Our heroes hide out in a kitchen for a few days (the aliens have the technology required for intergalactic travel, but are apparently still stymied by the infinite mysteries of a doorknob), and then emerge onto the deserted Moscow streets, eventually hoping to find safety aboard a nuclear submarine. The extent to which the production was able to clear the Russian capital of people is impressive, but Gorak makes meager use of the world he creates, and each of The Darkest Hour's minor aesthetic victories is ultimately just a painful reminder of the film's robust $50 million budget, and how woefully that money was misspent.
Certainly, invisible aliens couldn't have been much of a financial strain. "Oh no, how are we ever going to afford the 150 invisible aliens we need for this scene!? ...Oh, wait, never mind." But no scene in The Darkest Hour involves more than 3 aliens at any given time, which suggests that the film's overriding problem isn't that its baddies are invisible, but rather that its director had a complete lack of vision.

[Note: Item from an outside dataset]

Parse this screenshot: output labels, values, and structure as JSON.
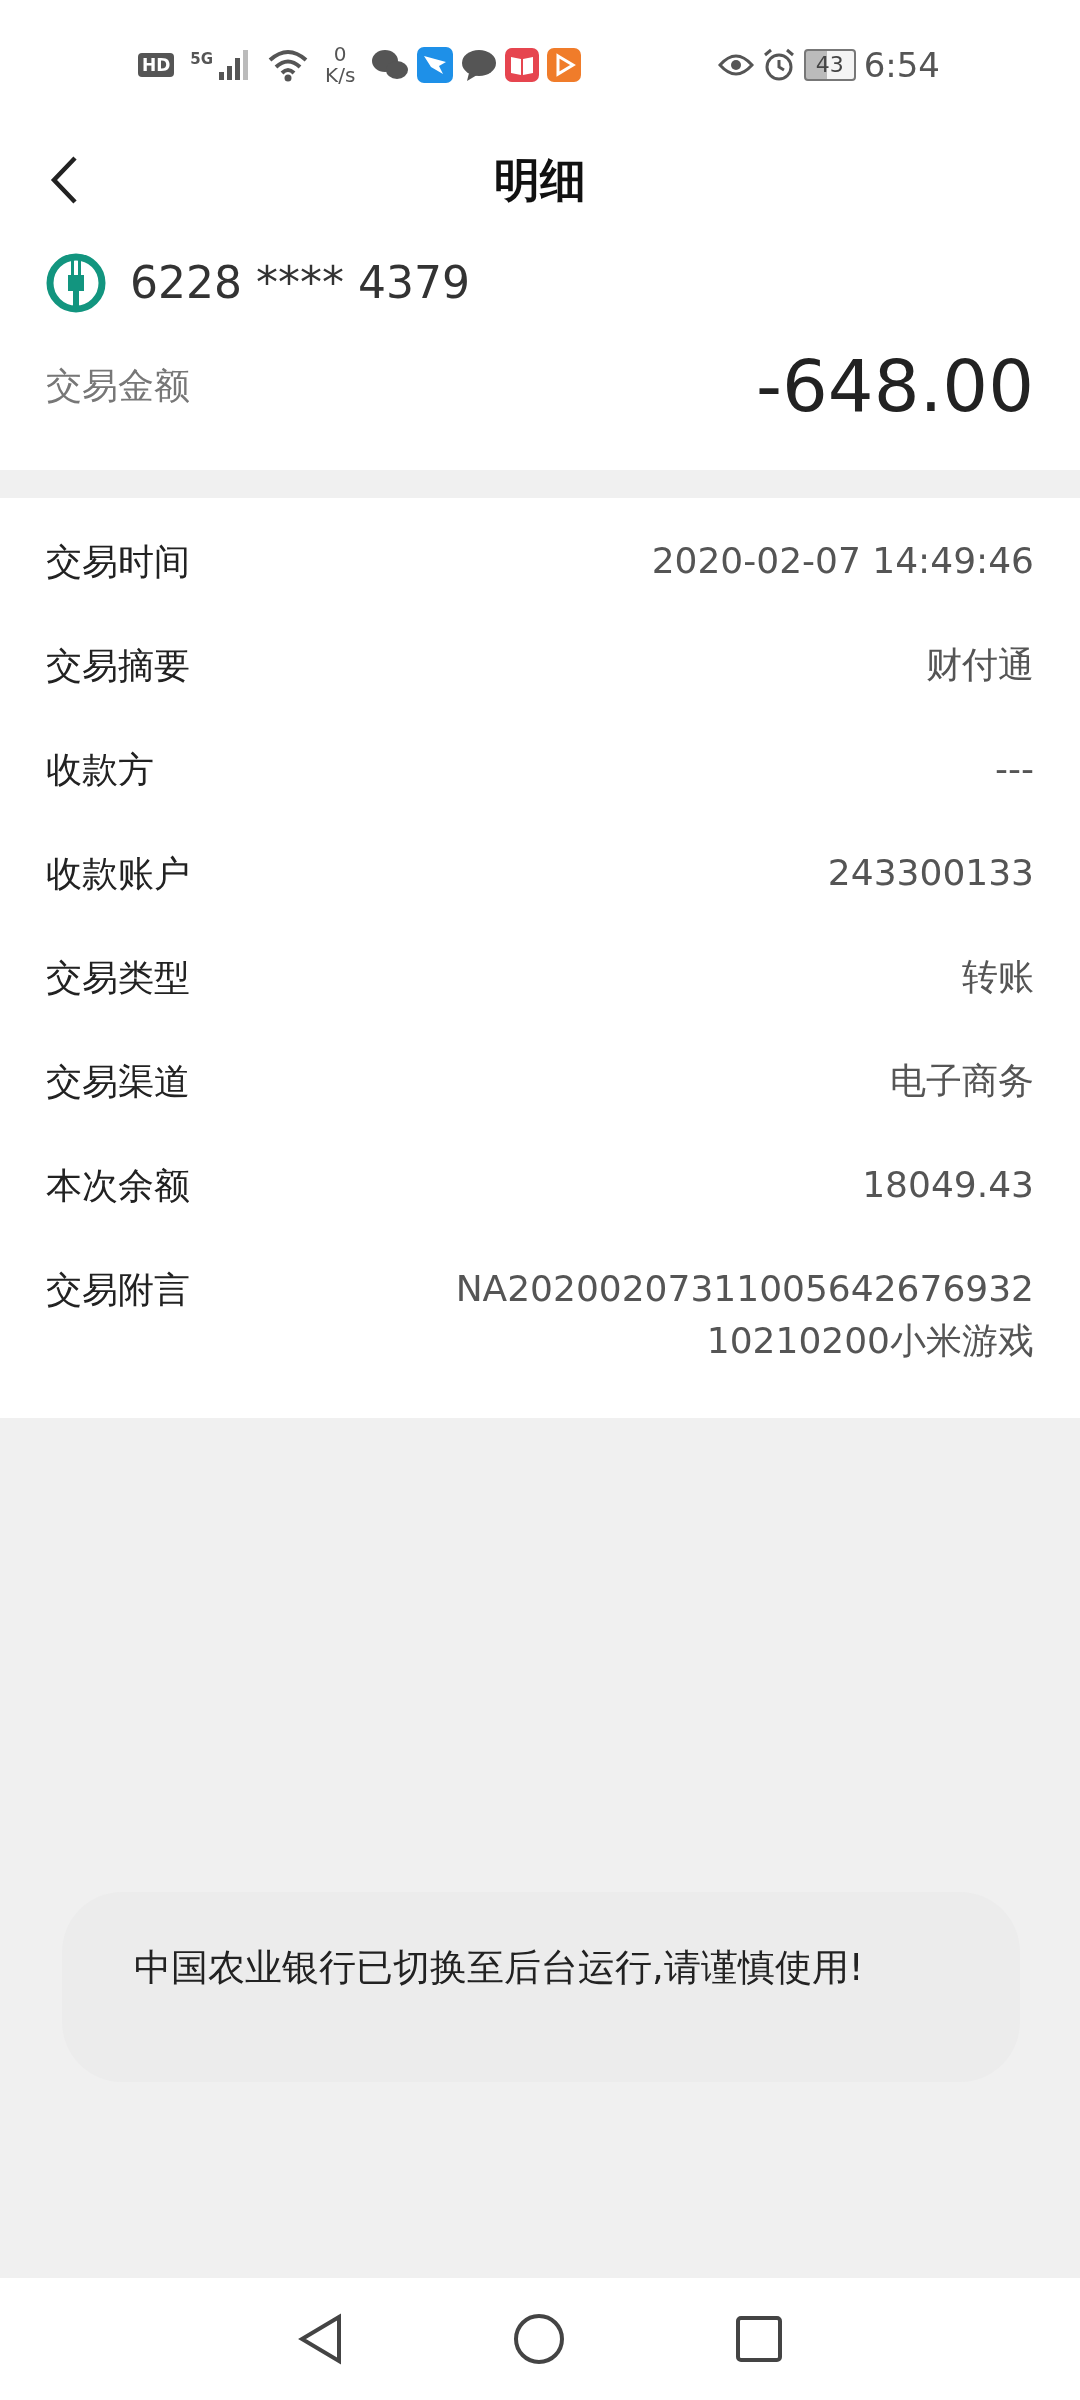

The aliens—cloaked in lethal wavelengths of energy, or something—turn on every light they float by, but are never even remotely illuminating. Even the pitiable Skyline managed to lazily conflate the tactics of its extraterrestrial invaders with our modern subservience to the soul-sucking thrall of lights and sounds, but in <em>The Darkest Hour</em. everything just seems arbitrary, including the Russian backdrop. A commentary on the evolving dynamic between the people of Russia and the United States? A scene in which the American quartet is meaningfully dislocated by a culture crisis wrapped inside of a global one? Ha! All the film can manage is a cheap crack about Russian laws (“<em>What</em> Russian laws!”) and a flagrant waste of some obviously talented local actors.
As for the more recognizable faces, well, when Emile Hirsch deserves better, you know things are grim. He's got the most to do, and he, uh, definitely does it. Minghella is half-asleep, but Thirlby and Kinnaman both elevate this dreck as best they can, she with wide-eyed charm and he with the same slimy pluck that makes his AMC show watchable. But thanks to the horrifically dark 3D (the darkest?) the actors are almost as difficult to see as the aliens, and when you finally do see the aliens, you'll wish the 3D had been darker (imagine Toothless from How to Train Your Dragon, but not as real). Of course, the 3D effect is almost exclusively deployed to sprinkle the dust of human remains onto the audience, which is just such a charming use of the technology. The overwhelmingly buoyant joys of Hugo have nothing on this. Of course, had Georges Méliès anticipated The Darkest Hour, he would have destroyed his studio himself.
Distributor: Summit Entertainment
Cast: Emile Hirsch, Olivia Thirlby, Max Minghella, Rachael Taylor, Joel Kinnaman
Director: Chris Gorak
Screenwriters: Leslie Bohem, M.T. Ahern, Jon Spaihts
Producers: Tom Jacobson, Timur Bekmambetov
Genre: Science Fiction/Fantasy
Rating: PG-13 for sci-fi action violence and some language.
Running time: 89 min.
Release date: December 25, 2011